What you will do ▸ Across the entries below, work out how many lines contain "TextBox". Respond with the number and no other text.
════
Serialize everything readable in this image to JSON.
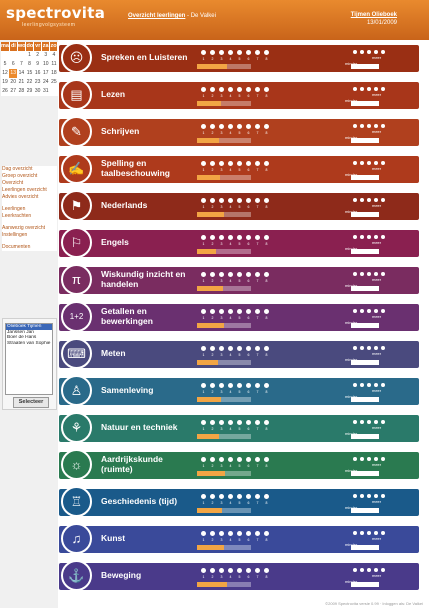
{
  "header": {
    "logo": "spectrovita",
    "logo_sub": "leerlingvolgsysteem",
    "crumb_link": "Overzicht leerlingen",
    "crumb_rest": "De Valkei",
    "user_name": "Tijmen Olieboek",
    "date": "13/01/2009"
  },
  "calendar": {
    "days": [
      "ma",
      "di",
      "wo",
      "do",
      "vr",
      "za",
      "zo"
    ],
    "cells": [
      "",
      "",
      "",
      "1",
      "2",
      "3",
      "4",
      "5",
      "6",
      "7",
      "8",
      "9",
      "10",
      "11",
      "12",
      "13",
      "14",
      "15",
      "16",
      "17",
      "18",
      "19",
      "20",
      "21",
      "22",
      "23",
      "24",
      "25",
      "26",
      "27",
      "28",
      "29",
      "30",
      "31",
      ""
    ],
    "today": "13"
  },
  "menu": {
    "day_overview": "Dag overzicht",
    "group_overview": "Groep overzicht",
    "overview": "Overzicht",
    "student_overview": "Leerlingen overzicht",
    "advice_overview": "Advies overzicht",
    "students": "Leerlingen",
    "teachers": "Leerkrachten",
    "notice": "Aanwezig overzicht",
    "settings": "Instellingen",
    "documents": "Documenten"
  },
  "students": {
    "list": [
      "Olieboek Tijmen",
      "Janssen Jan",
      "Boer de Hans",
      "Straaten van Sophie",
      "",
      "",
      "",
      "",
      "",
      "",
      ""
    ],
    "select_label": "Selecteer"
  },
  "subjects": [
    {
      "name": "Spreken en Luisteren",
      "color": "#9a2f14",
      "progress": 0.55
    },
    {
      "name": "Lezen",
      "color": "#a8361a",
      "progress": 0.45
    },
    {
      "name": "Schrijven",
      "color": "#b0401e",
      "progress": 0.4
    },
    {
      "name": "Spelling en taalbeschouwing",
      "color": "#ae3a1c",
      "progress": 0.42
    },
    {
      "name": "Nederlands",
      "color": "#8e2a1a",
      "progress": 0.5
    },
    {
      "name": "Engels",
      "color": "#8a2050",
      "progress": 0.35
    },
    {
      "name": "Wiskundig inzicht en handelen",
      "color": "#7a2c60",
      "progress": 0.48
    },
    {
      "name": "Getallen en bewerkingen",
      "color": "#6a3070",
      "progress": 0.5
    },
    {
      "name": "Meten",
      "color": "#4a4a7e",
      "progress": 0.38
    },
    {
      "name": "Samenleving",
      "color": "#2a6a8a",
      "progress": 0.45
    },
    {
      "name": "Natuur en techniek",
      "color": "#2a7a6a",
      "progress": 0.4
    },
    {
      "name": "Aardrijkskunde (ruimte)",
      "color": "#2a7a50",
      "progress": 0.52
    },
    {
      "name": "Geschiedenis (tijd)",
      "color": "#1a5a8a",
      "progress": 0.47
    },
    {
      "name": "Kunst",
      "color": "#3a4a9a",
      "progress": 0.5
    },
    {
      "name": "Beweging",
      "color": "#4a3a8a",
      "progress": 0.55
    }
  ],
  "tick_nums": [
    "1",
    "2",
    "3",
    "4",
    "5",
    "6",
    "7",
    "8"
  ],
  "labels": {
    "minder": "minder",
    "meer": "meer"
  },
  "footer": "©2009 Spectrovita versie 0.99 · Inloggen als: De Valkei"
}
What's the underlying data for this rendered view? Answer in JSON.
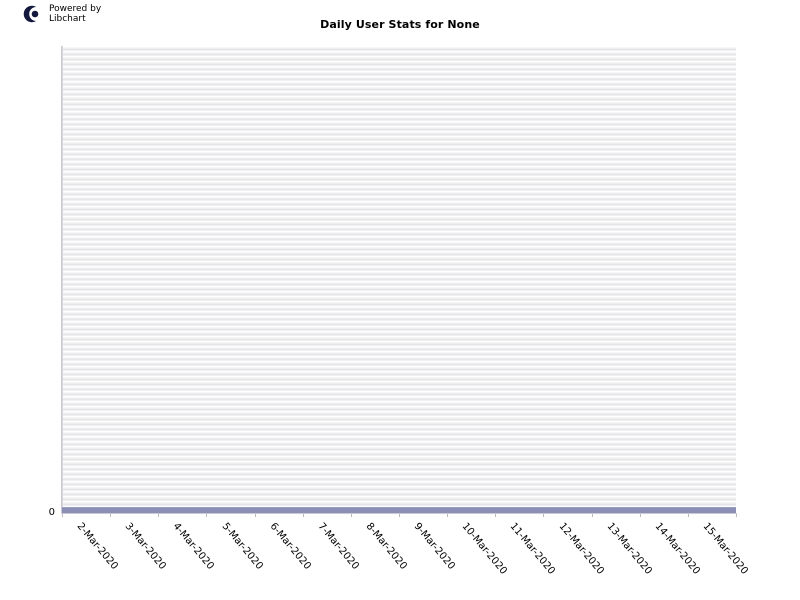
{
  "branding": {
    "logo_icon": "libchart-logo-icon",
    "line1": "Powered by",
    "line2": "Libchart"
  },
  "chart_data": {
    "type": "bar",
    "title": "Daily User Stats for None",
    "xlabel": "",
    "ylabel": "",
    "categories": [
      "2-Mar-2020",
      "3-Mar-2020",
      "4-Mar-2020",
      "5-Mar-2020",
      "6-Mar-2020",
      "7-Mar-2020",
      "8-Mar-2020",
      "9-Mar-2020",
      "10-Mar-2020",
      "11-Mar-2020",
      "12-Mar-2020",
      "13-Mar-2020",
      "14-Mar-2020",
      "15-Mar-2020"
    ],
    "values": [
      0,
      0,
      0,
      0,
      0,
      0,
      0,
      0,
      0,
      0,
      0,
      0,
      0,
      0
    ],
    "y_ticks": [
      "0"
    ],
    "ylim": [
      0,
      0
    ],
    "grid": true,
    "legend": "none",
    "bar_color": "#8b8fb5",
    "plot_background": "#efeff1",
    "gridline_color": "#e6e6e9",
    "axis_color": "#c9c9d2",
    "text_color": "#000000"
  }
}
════
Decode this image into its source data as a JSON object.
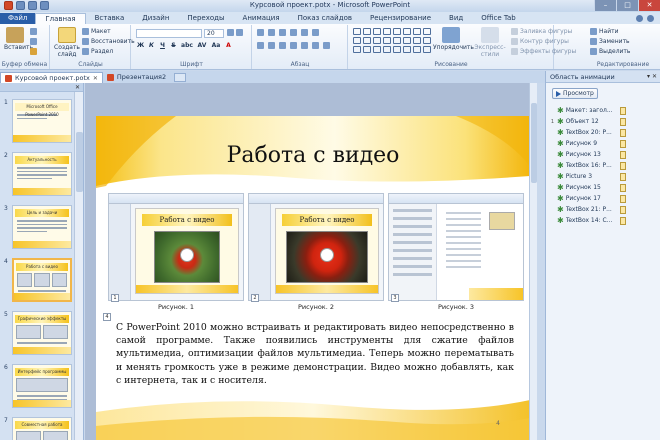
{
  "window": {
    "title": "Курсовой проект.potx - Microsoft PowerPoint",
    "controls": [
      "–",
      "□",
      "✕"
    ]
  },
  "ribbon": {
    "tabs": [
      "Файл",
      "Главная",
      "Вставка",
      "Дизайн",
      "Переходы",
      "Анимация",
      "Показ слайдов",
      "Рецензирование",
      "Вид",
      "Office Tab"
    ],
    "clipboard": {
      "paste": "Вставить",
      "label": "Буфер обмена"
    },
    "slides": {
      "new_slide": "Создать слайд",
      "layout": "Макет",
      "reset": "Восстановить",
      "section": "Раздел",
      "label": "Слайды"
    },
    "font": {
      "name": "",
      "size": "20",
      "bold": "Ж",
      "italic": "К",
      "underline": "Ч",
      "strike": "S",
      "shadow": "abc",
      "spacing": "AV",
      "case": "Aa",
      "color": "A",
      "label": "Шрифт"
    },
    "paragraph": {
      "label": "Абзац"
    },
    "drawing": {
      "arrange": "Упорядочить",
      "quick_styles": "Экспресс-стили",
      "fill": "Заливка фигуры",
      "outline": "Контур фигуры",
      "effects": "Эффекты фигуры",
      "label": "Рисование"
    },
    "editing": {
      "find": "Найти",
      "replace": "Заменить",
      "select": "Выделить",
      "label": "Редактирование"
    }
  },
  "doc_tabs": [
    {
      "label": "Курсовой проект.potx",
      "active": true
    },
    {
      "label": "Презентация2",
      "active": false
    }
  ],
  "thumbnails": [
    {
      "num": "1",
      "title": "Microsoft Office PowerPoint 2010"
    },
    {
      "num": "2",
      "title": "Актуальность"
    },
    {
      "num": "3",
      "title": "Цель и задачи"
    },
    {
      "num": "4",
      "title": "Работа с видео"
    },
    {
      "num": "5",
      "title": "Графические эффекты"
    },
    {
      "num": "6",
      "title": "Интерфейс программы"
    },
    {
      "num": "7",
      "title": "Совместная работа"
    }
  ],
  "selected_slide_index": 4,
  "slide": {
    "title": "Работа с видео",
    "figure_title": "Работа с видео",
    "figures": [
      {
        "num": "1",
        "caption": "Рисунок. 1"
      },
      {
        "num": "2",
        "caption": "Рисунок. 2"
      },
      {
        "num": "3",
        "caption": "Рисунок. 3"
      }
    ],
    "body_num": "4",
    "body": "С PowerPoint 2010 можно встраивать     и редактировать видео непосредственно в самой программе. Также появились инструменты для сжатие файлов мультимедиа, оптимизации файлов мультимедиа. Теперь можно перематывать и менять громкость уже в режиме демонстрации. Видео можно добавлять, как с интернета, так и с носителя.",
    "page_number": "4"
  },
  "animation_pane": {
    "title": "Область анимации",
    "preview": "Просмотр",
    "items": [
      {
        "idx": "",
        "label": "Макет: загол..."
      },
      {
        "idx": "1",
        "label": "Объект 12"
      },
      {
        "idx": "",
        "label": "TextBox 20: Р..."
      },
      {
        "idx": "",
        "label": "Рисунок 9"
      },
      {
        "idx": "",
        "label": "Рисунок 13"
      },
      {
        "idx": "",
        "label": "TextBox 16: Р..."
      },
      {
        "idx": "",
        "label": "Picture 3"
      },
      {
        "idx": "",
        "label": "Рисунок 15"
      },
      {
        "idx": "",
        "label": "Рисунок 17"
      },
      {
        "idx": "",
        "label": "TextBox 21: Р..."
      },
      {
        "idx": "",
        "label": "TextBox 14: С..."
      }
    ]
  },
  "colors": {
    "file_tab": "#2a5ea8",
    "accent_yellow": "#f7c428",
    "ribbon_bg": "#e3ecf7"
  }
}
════
Solution to the problem ▸ 4